Your assignment: Go through the records line by line and work out how many lines hold the word "value". Answer with the number only.

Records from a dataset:
BEGIN
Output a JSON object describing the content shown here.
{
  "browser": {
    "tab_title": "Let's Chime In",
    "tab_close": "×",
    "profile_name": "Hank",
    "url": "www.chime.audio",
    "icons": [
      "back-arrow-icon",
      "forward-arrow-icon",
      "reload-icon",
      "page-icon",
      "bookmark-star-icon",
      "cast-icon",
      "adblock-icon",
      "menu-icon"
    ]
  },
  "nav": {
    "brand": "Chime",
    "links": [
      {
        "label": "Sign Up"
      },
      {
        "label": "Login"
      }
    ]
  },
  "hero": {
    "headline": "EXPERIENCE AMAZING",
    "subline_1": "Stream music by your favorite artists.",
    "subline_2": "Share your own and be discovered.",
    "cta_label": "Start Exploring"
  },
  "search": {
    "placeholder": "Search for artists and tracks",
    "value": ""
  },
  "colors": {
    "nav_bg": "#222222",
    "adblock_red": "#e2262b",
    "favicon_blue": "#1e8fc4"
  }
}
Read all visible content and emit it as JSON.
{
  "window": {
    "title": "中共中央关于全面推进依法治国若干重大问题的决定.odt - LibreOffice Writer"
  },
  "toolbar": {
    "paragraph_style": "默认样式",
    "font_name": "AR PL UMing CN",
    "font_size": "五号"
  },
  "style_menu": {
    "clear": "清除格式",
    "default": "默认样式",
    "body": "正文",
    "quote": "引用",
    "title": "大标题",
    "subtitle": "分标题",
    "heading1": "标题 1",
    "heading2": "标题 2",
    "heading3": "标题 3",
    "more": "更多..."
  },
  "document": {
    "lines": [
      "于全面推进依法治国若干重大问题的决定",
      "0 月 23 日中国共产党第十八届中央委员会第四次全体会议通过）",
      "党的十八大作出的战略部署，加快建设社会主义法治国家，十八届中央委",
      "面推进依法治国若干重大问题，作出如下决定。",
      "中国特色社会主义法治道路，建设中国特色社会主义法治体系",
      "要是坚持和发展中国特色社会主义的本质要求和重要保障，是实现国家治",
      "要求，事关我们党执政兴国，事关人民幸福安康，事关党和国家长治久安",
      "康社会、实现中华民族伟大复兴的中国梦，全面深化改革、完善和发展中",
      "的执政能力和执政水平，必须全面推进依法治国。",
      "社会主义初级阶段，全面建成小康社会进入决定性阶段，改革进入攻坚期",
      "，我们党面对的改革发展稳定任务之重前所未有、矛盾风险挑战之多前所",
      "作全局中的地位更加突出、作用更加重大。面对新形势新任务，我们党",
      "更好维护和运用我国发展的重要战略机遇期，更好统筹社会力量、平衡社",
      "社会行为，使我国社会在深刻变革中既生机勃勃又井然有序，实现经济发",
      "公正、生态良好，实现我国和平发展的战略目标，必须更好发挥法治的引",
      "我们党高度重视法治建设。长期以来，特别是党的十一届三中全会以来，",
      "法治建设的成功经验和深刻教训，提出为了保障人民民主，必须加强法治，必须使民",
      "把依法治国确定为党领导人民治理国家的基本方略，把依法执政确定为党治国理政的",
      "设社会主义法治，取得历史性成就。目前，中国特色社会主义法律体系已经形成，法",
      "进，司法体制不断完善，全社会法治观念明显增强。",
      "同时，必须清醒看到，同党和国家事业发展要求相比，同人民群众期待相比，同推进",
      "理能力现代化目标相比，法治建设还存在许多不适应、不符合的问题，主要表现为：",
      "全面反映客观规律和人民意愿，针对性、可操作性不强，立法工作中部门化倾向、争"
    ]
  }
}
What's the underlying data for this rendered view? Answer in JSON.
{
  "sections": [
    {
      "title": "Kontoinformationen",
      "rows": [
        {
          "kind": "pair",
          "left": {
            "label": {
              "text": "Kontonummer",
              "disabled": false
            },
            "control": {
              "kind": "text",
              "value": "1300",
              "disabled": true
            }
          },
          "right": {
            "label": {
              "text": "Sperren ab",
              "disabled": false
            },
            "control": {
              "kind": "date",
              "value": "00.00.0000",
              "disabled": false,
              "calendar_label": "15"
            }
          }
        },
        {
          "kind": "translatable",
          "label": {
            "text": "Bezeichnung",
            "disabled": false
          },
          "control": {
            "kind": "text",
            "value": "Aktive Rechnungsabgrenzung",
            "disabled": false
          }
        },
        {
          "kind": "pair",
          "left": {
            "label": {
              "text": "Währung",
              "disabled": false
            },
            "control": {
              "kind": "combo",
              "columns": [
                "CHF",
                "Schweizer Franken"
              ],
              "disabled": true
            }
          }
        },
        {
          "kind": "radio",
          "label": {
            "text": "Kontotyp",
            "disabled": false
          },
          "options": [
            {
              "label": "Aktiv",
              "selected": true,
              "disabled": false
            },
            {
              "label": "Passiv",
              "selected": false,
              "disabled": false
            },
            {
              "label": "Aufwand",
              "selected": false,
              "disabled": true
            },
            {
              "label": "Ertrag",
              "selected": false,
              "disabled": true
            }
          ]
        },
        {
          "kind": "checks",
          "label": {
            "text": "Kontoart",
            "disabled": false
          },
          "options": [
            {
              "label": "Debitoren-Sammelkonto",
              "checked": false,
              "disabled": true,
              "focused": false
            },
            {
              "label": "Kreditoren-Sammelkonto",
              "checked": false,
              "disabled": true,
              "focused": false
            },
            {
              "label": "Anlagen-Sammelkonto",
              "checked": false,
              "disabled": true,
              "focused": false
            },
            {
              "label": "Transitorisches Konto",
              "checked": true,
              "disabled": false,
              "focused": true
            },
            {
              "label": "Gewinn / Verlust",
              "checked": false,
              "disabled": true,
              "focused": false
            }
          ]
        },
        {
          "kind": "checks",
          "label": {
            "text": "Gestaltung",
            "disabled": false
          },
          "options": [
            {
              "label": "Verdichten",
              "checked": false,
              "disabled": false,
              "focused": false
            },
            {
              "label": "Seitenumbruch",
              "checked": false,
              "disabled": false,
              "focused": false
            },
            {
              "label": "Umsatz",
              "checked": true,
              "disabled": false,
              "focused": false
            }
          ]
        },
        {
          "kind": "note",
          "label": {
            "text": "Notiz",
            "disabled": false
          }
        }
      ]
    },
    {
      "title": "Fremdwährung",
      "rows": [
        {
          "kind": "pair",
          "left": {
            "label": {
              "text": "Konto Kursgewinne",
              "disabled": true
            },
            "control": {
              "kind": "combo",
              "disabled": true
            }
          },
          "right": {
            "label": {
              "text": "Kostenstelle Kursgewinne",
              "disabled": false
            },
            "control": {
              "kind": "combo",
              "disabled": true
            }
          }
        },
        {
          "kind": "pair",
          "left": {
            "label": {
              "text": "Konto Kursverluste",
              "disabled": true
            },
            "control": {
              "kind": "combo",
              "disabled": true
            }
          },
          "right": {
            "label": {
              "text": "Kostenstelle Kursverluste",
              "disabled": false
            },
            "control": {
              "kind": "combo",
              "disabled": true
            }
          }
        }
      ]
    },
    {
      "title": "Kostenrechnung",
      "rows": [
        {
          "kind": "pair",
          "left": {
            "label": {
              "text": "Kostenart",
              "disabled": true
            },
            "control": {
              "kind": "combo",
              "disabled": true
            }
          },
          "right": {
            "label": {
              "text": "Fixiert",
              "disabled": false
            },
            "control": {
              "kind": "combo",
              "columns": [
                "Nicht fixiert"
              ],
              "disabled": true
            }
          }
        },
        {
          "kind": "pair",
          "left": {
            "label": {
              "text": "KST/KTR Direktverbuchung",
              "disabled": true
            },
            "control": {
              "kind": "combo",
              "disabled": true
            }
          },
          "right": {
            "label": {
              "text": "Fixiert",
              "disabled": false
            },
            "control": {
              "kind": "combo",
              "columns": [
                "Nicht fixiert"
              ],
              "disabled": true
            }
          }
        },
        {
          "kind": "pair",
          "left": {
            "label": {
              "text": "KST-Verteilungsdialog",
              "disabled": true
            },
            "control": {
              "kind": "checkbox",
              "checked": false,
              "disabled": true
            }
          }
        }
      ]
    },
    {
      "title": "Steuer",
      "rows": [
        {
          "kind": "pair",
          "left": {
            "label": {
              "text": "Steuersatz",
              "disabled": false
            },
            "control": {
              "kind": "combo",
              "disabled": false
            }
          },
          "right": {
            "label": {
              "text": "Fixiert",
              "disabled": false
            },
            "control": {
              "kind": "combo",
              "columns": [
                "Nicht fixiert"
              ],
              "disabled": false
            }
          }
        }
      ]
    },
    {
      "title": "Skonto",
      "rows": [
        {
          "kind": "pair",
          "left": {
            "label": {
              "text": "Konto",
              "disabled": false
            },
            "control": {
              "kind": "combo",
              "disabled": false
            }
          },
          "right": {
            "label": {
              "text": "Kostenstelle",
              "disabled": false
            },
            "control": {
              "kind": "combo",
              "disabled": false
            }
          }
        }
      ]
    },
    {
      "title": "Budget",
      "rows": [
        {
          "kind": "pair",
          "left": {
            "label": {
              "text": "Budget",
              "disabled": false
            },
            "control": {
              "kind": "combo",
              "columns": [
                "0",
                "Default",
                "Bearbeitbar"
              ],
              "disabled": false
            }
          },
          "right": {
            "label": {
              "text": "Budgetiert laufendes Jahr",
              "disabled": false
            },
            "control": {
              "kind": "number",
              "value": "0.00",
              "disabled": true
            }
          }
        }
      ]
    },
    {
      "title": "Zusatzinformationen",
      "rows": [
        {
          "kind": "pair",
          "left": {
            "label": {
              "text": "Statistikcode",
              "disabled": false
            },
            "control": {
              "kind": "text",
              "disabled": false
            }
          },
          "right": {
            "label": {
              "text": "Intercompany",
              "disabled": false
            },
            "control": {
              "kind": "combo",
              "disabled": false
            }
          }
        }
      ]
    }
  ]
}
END
Answer to the problem: 5